(Excerpts from an interface dataset)
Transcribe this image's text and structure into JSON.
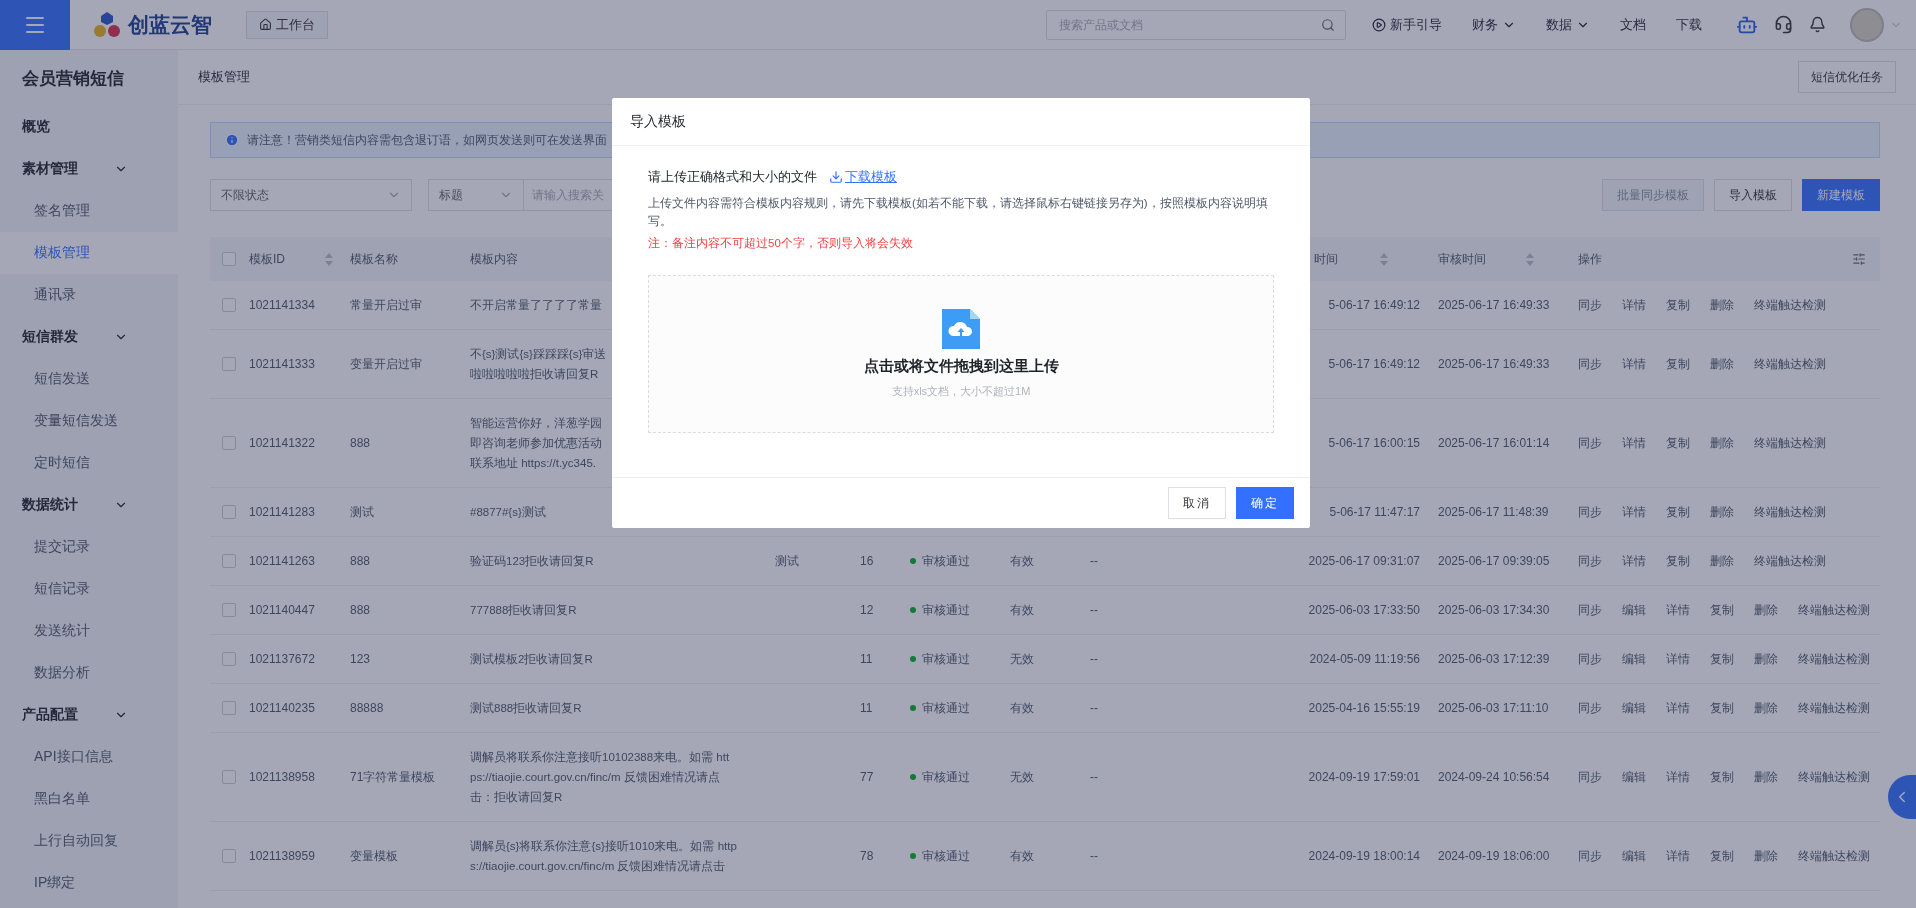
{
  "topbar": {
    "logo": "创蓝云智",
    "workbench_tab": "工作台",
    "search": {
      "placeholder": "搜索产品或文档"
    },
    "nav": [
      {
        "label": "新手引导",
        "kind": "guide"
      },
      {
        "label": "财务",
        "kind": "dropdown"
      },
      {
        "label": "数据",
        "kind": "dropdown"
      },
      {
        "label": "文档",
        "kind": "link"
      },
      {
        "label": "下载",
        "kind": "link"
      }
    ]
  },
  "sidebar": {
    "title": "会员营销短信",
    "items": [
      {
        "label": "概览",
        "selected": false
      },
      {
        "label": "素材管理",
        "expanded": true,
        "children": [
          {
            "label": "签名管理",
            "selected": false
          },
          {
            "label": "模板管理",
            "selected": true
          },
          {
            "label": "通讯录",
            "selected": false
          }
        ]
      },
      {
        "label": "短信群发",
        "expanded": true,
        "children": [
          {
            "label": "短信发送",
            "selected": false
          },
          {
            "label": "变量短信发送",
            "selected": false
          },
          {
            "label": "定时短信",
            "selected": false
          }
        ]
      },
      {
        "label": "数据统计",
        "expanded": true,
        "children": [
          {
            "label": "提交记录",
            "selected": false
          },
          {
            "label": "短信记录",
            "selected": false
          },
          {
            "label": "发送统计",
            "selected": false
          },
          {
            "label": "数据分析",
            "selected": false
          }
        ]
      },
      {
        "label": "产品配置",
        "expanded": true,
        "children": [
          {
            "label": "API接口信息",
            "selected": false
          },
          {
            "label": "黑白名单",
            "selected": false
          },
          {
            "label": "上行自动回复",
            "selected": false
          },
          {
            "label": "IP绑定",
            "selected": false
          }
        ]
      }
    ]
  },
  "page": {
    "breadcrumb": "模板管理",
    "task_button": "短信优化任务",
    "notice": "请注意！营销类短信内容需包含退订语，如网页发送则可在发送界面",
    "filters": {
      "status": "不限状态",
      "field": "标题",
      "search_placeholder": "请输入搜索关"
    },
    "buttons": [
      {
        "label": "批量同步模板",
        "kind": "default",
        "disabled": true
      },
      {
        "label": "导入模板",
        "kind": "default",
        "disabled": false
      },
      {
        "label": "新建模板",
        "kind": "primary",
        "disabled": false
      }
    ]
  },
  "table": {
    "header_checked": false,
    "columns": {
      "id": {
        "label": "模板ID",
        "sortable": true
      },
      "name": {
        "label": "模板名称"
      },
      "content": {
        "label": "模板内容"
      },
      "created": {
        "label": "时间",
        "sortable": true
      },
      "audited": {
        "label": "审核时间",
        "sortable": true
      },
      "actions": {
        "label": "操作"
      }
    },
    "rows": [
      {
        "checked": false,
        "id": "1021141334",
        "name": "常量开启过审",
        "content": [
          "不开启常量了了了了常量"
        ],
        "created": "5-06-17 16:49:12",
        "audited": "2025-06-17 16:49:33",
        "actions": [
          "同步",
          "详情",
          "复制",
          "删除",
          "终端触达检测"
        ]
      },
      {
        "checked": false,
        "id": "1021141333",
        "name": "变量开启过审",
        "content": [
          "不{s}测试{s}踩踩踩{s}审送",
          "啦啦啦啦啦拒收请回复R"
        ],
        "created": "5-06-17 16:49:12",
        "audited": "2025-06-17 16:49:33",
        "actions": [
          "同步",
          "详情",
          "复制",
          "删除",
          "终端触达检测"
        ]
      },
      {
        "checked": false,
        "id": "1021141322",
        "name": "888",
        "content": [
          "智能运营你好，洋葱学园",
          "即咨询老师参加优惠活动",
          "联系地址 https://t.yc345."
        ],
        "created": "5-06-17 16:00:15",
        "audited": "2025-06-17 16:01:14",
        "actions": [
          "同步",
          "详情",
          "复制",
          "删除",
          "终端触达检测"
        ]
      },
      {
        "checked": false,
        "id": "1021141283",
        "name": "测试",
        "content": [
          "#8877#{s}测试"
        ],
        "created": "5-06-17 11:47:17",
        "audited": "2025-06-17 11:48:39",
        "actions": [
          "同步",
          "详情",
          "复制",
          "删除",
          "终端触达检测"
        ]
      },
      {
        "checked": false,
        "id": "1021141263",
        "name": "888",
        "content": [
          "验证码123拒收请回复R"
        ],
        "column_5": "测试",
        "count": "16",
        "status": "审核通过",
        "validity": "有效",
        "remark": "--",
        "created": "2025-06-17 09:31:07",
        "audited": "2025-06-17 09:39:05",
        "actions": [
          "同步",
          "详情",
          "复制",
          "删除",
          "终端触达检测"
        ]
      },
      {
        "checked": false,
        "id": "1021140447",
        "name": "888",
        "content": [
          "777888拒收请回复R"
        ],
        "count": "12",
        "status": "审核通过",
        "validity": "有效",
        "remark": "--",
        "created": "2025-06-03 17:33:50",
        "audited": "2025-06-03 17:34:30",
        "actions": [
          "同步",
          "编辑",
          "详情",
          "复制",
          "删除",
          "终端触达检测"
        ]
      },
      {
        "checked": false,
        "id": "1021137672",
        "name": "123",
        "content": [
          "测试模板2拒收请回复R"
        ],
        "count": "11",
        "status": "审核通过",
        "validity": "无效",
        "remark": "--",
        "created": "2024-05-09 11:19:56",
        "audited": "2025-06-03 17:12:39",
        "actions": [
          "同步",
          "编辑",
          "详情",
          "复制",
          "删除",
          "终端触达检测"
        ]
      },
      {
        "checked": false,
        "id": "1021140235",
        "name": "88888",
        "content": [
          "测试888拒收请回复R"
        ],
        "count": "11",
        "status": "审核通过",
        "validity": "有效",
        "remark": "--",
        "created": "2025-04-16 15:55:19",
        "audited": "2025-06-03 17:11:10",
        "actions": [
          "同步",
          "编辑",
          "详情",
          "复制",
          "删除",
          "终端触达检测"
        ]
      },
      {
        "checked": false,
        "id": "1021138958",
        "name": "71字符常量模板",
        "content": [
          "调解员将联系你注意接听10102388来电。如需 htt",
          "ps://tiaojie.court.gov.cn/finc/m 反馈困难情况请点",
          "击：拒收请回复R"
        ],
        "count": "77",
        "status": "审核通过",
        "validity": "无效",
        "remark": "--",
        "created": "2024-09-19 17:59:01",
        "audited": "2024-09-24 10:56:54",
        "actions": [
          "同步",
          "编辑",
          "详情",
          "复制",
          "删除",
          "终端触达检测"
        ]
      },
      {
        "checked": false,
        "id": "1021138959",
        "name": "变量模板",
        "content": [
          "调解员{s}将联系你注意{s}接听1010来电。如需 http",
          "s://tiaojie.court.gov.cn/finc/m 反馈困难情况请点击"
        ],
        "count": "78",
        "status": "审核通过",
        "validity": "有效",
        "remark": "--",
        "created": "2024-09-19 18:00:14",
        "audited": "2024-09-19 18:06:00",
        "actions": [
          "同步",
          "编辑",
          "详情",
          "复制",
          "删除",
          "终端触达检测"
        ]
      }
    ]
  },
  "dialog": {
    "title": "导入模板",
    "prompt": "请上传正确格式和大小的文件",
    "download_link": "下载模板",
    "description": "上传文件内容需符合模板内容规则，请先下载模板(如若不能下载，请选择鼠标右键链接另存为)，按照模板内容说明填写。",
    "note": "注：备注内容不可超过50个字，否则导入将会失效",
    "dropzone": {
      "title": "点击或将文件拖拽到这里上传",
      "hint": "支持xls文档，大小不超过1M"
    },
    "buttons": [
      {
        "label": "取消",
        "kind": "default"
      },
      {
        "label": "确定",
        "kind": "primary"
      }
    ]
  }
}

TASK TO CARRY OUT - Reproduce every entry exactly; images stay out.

EXERCISE RESPONSE -
Transcribe this image's text and structure into JSON.
{
  "topbar": {
    "logo": "创蓝云智",
    "workbench_tab": "工作台",
    "search": {
      "placeholder": "搜索产品或文档"
    },
    "nav": [
      {
        "label": "新手引导",
        "kind": "guide"
      },
      {
        "label": "财务",
        "kind": "dropdown"
      },
      {
        "label": "数据",
        "kind": "dropdown"
      },
      {
        "label": "文档",
        "kind": "link"
      },
      {
        "label": "下载",
        "kind": "link"
      }
    ]
  },
  "sidebar": {
    "title": "会员营销短信",
    "items": [
      {
        "label": "概览",
        "selected": false
      },
      {
        "label": "素材管理",
        "expanded": true,
        "children": [
          {
            "label": "签名管理",
            "selected": false
          },
          {
            "label": "模板管理",
            "selected": true
          },
          {
            "label": "通讯录",
            "selected": false
          }
        ]
      },
      {
        "label": "短信群发",
        "expanded": true,
        "children": [
          {
            "label": "短信发送",
            "selected": false
          },
          {
            "label": "变量短信发送",
            "selected": false
          },
          {
            "label": "定时短信",
            "selected": false
          }
        ]
      },
      {
        "label": "数据统计",
        "expanded": true,
        "children": [
          {
            "label": "提交记录",
            "selected": false
          },
          {
            "label": "短信记录",
            "selected": false
          },
          {
            "label": "发送统计",
            "selected": false
          },
          {
            "label": "数据分析",
            "selected": false
          }
        ]
      },
      {
        "label": "产品配置",
        "expanded": true,
        "children": [
          {
            "label": "API接口信息",
            "selected": false
          },
          {
            "label": "黑白名单",
            "selected": false
          },
          {
            "label": "上行自动回复",
            "selected": false
          },
          {
            "label": "IP绑定",
            "selected": false
          }
        ]
      }
    ]
  },
  "page": {
    "breadcrumb": "模板管理",
    "task_button": "短信优化任务",
    "notice": "请注意！营销类短信内容需包含退订语，如网页发送则可在发送界面",
    "filters": {
      "status": "不限状态",
      "field": "标题",
      "search_placeholder": "请输入搜索关"
    },
    "buttons": [
      {
        "label": "批量同步模板",
        "kind": "default",
        "disabled": true
      },
      {
        "label": "导入模板",
        "kind": "default",
        "disabled": false
      },
      {
        "label": "新建模板",
        "kind": "primary",
        "disabled": false
      }
    ]
  },
  "table": {
    "header_checked": false,
    "columns": {
      "id": {
        "label": "模板ID",
        "sortable": true
      },
      "name": {
        "label": "模板名称"
      },
      "content": {
        "label": "模板内容"
      },
      "created": {
        "label": "时间",
        "sortable": true
      },
      "audited": {
        "label": "审核时间",
        "sortable": true
      },
      "actions": {
        "label": "操作"
      }
    },
    "rows": [
      {
        "checked": false,
        "id": "1021141334",
        "name": "常量开启过审",
        "content": [
          "不开启常量了了了了常量"
        ],
        "created": "5-06-17 16:49:12",
        "audited": "2025-06-17 16:49:33",
        "actions": [
          "同步",
          "详情",
          "复制",
          "删除",
          "终端触达检测"
        ]
      },
      {
        "checked": false,
        "id": "1021141333",
        "name": "变量开启过审",
        "content": [
          "不{s}测试{s}踩踩踩{s}审送",
          "啦啦啦啦啦拒收请回复R"
        ],
        "created": "5-06-17 16:49:12",
        "audited": "2025-06-17 16:49:33",
        "actions": [
          "同步",
          "详情",
          "复制",
          "删除",
          "终端触达检测"
        ]
      },
      {
        "checked": false,
        "id": "1021141322",
        "name": "888",
        "content": [
          "智能运营你好，洋葱学园",
          "即咨询老师参加优惠活动",
          "联系地址 https://t.yc345."
        ],
        "created": "5-06-17 16:00:15",
        "audited": "2025-06-17 16:01:14",
        "actions": [
          "同步",
          "详情",
          "复制",
          "删除",
          "终端触达检测"
        ]
      },
      {
        "checked": false,
        "id": "1021141283",
        "name": "测试",
        "content": [
          "#8877#{s}测试"
        ],
        "created": "5-06-17 11:47:17",
        "audited": "2025-06-17 11:48:39",
        "actions": [
          "同步",
          "详情",
          "复制",
          "删除",
          "终端触达检测"
        ]
      },
      {
        "checked": false,
        "id": "1021141263",
        "name": "888",
        "content": [
          "验证码123拒收请回复R"
        ],
        "column_5": "测试",
        "count": "16",
        "status": "审核通过",
        "validity": "有效",
        "remark": "--",
        "created": "2025-06-17 09:31:07",
        "audited": "2025-06-17 09:39:05",
        "actions": [
          "同步",
          "详情",
          "复制",
          "删除",
          "终端触达检测"
        ]
      },
      {
        "checked": false,
        "id": "1021140447",
        "name": "888",
        "content": [
          "777888拒收请回复R"
        ],
        "count": "12",
        "status": "审核通过",
        "validity": "有效",
        "remark": "--",
        "created": "2025-06-03 17:33:50",
        "audited": "2025-06-03 17:34:30",
        "actions": [
          "同步",
          "编辑",
          "详情",
          "复制",
          "删除",
          "终端触达检测"
        ]
      },
      {
        "checked": false,
        "id": "1021137672",
        "name": "123",
        "content": [
          "测试模板2拒收请回复R"
        ],
        "count": "11",
        "status": "审核通过",
        "validity": "无效",
        "remark": "--",
        "created": "2024-05-09 11:19:56",
        "audited": "2025-06-03 17:12:39",
        "actions": [
          "同步",
          "编辑",
          "详情",
          "复制",
          "删除",
          "终端触达检测"
        ]
      },
      {
        "checked": false,
        "id": "1021140235",
        "name": "88888",
        "content": [
          "测试888拒收请回复R"
        ],
        "count": "11",
        "status": "审核通过",
        "validity": "有效",
        "remark": "--",
        "created": "2025-04-16 15:55:19",
        "audited": "2025-06-03 17:11:10",
        "actions": [
          "同步",
          "编辑",
          "详情",
          "复制",
          "删除",
          "终端触达检测"
        ]
      },
      {
        "checked": false,
        "id": "1021138958",
        "name": "71字符常量模板",
        "content": [
          "调解员将联系你注意接听10102388来电。如需 htt",
          "ps://tiaojie.court.gov.cn/finc/m 反馈困难情况请点",
          "击：拒收请回复R"
        ],
        "count": "77",
        "status": "审核通过",
        "validity": "无效",
        "remark": "--",
        "created": "2024-09-19 17:59:01",
        "audited": "2024-09-24 10:56:54",
        "actions": [
          "同步",
          "编辑",
          "详情",
          "复制",
          "删除",
          "终端触达检测"
        ]
      },
      {
        "checked": false,
        "id": "1021138959",
        "name": "变量模板",
        "content": [
          "调解员{s}将联系你注意{s}接听1010来电。如需 http",
          "s://tiaojie.court.gov.cn/finc/m 反馈困难情况请点击"
        ],
        "count": "78",
        "status": "审核通过",
        "validity": "有效",
        "remark": "--",
        "created": "2024-09-19 18:00:14",
        "audited": "2024-09-19 18:06:00",
        "actions": [
          "同步",
          "编辑",
          "详情",
          "复制",
          "删除",
          "终端触达检测"
        ]
      }
    ]
  },
  "dialog": {
    "title": "导入模板",
    "prompt": "请上传正确格式和大小的文件",
    "download_link": "下载模板",
    "description": "上传文件内容需符合模板内容规则，请先下载模板(如若不能下载，请选择鼠标右键链接另存为)，按照模板内容说明填写。",
    "note": "注：备注内容不可超过50个字，否则导入将会失效",
    "dropzone": {
      "title": "点击或将文件拖拽到这里上传",
      "hint": "支持xls文档，大小不超过1M"
    },
    "buttons": [
      {
        "label": "取消",
        "kind": "default"
      },
      {
        "label": "确定",
        "kind": "primary"
      }
    ]
  }
}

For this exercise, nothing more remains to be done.